Your IEP needs to address all the areas of CRITICAL NEED…. Basic Reading Skills Reading Comprehension Math Calculation Math Problem-Solving Written Expression Listening Comprehension Functional Skills Behavior Social Skills Communication Goals on what?
Depending upon the child’s needs, some goals may target areas of the general education curriculum. For example, what does the child need to learn or do academically? The answer to this question might indicate what goals would be appropriate for that child. Examples could include learning to identify a range of sight words or learn basic number facts. Other goals may target learning that comes from a special education or individualized curriculum, such as reading Braille. Another area for goals might be what the child needs to learn or be able to do functionally. These type of goals focus on functional needs that impact participation in the educational environment, such as communicate with an augmentative communication device or address social or emotional needs, such as impulse control. How do I know which areas?
Some students may have just a couple areas of critical need while others may have many areas of critical need…. Remember, you are determining your students’ progress in the general education curriculum based on data. Based on the data you have collected, you have determined the student’s CRITICAL AREAS OF NEED (what they need to learn)…. Now you move on to the next question….. Keep in mind…

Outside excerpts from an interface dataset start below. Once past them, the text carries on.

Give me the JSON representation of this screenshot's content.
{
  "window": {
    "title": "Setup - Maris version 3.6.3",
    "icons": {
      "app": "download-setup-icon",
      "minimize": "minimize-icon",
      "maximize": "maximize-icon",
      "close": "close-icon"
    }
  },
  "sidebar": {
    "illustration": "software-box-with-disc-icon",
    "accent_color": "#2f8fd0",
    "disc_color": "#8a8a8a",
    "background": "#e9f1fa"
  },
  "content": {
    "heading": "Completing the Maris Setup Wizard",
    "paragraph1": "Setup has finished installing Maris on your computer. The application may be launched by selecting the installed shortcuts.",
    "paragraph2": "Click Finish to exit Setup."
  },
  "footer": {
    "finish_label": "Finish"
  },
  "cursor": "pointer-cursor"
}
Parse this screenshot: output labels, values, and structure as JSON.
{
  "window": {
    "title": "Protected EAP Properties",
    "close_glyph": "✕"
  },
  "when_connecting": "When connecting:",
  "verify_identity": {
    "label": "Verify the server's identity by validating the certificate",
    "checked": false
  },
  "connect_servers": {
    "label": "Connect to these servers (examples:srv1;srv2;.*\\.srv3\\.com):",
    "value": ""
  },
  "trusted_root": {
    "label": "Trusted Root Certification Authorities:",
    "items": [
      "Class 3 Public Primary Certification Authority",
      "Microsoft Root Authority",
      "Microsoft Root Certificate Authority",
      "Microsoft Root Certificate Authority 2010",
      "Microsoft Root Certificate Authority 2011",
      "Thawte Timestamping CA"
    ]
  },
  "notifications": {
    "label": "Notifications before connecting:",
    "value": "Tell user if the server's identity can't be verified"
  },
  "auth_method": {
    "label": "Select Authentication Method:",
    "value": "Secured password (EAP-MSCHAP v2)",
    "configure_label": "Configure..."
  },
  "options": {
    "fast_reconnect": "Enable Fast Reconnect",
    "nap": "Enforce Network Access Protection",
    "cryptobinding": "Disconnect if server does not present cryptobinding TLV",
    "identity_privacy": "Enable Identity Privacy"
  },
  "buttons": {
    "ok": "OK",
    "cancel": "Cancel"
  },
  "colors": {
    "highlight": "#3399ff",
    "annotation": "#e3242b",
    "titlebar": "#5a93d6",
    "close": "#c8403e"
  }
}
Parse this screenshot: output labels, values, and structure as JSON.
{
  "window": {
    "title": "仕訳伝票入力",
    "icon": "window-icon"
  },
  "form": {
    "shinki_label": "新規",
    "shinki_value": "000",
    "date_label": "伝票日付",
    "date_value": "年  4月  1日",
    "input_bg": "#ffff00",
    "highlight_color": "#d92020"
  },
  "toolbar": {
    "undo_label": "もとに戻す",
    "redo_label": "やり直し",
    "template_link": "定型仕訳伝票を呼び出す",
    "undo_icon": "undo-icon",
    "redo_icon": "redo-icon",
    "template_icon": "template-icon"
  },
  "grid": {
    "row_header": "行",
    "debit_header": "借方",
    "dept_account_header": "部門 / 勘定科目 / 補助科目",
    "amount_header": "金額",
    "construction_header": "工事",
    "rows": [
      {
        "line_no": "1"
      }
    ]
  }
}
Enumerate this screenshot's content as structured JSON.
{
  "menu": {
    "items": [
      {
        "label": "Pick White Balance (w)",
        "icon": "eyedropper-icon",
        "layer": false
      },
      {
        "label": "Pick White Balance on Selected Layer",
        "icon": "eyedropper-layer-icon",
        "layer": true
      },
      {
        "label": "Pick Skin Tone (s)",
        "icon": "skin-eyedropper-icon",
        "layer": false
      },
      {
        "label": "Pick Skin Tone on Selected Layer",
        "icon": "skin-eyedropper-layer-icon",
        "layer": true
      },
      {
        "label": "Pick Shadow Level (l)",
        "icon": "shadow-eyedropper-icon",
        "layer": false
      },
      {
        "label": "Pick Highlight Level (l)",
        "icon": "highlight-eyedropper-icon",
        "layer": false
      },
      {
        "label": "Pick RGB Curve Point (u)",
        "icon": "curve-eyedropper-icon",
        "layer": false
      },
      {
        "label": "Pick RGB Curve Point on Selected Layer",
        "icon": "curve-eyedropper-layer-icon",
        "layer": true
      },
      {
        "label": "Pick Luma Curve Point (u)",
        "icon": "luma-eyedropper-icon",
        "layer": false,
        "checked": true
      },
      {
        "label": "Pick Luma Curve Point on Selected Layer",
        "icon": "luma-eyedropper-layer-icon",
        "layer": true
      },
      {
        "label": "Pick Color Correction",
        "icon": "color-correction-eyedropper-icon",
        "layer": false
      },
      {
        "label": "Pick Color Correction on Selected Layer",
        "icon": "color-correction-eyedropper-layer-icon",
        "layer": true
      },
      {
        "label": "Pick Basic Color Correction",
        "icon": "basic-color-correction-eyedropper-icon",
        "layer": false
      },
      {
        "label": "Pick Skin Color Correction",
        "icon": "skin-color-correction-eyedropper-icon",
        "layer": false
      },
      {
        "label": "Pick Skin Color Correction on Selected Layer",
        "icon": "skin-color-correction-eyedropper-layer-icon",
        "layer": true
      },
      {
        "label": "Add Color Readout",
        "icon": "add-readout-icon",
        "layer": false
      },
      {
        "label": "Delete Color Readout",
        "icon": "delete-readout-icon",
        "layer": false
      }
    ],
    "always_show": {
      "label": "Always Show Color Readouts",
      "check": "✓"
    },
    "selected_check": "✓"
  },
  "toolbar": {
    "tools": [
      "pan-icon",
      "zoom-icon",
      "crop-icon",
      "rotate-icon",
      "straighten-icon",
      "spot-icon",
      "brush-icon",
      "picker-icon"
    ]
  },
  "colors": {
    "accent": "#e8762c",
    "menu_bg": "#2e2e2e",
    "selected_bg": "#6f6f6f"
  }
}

Goals and objectives are observable and measureable, Including: timeframe, conditions, criterion and behavior Timeframe-Specifies the amount of time in the goal period (e.g. By the next annual ARD) Conditions - Specifies the manner in which progress toward the goal is measured and involves the application of skills or knowledge (e.g. when provided with….) Behavior - Clearly identifies the performance which is being monitored; reflects an action in which can be directly observed (e.g. Juan will answer comprehension questions about a grade level passage). Criteria- identifies how much, how often, or to what standard the behavior must occur in order to demonstrate that the goal has been achieved (e.g. with 70% accuracy)
How we teach something includes the accommodations and modifications the student needs to be successful in accessing the General Education curriculum. This needs to be included in the IEP and on the ARD paperwork. Data should be collected on the use of the accommodations and modifications to determine if they actually improve performance. How do we need to teach that information?
TimeframeConditionBehaviorCriteria In 36 instructional weeksUsing decoding skills and oral practice within a 3 rd Grade passage Joseph, a 3 rd grade student, will read 70 words per minute with fewer than 10 errors By May 15, 2013Given a 4th grade story prompt and 30 minutes to write Linda, a 4 th grade student, will write A three paragraph essay using transition words in sentences and between paragraphs with 5 or less errors By the end of the school year Given mixed fraction problems using all operations Jose, a 6 th grade student, will solve 85% of all assigned problems correctly Examples
With the information you have been provided: Write a PLAAFP Based on your PLAAFP Write a measurable goal/goals Practice